Every day Poets & Writers Magazine scans the headlines—from publishing reports to academic announcements to literary dispatches—for all the news that creative writers need to know. Here are today's stories:
Yesterday marked the start of Black History Month. To honor the occasion, the Baltimore Sun has a list of the best books about the lives of legendary African Americans published or reprinted in 2010.
The Poetry Foundation has published a pamphlet titled "Code of Best Practices in Fair Use for Poetry" in the hopes of clarifying permissions issues within the genre. (Chicago Tribune)
Apple has announced a shift in its app policies that will require any e-book purchased on an iPhone or iPad through outside apps to go through the technology company's system "with Apple getting its standard 30 percent cut of the transaction." Sony's iPhone application, which would have allowed users to buy e-books from the Sony Reader Store, has been rejected. (New York Times)
A former Apple designer has launched a digital book making company called Push Pop Press, with its first titles coming to the iPad and iPhone later this year. (All Things Digital)
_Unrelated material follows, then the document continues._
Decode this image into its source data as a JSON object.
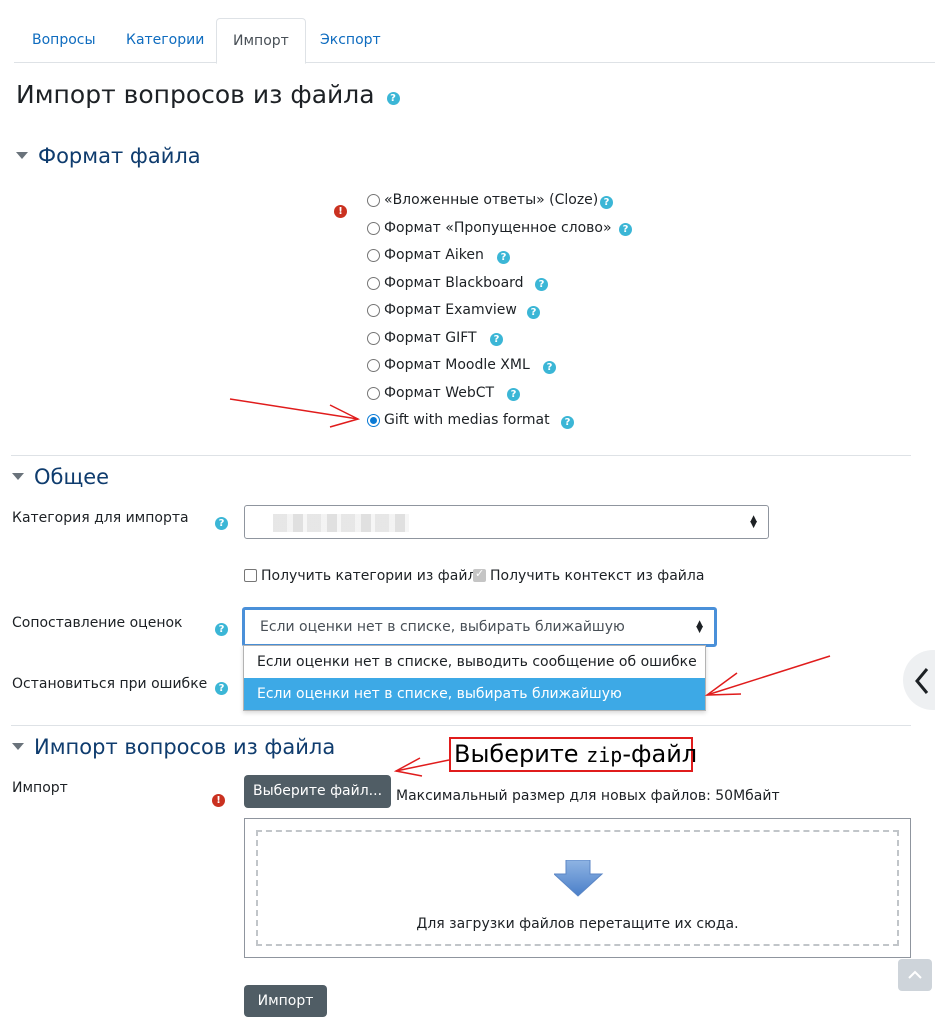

As Border's stands on the brink of a bankruptcy filing in the United States (Bloomberg), Waterstone's book retailer in the United Kingdom announced plans to close eleven branches this week. (Guardian)
The forty-third annual Cairo International Book Fair, the oldest and largest event of its kind in the Arab world, has been canceled due to the demonstrations in Egypt. Over six hundred publishers will be adversely affected by the cancelation of an event that sees an estimated two million attendees. (Jacket Copy)
Nobel Peace Prize winner Mohamed ElBaradei, who has emerged as an opposition leader in the protests against Mubarak's government in Egypt, will have his first book published a few months early by Metropolitan Books. The Age of Deception: Nuclear Diplomacy in Treacherous Times will be released in April instead of June. (Jacket Copy)
Is a spillion more than a metric buttload? Good revels in the joy of indefinite words.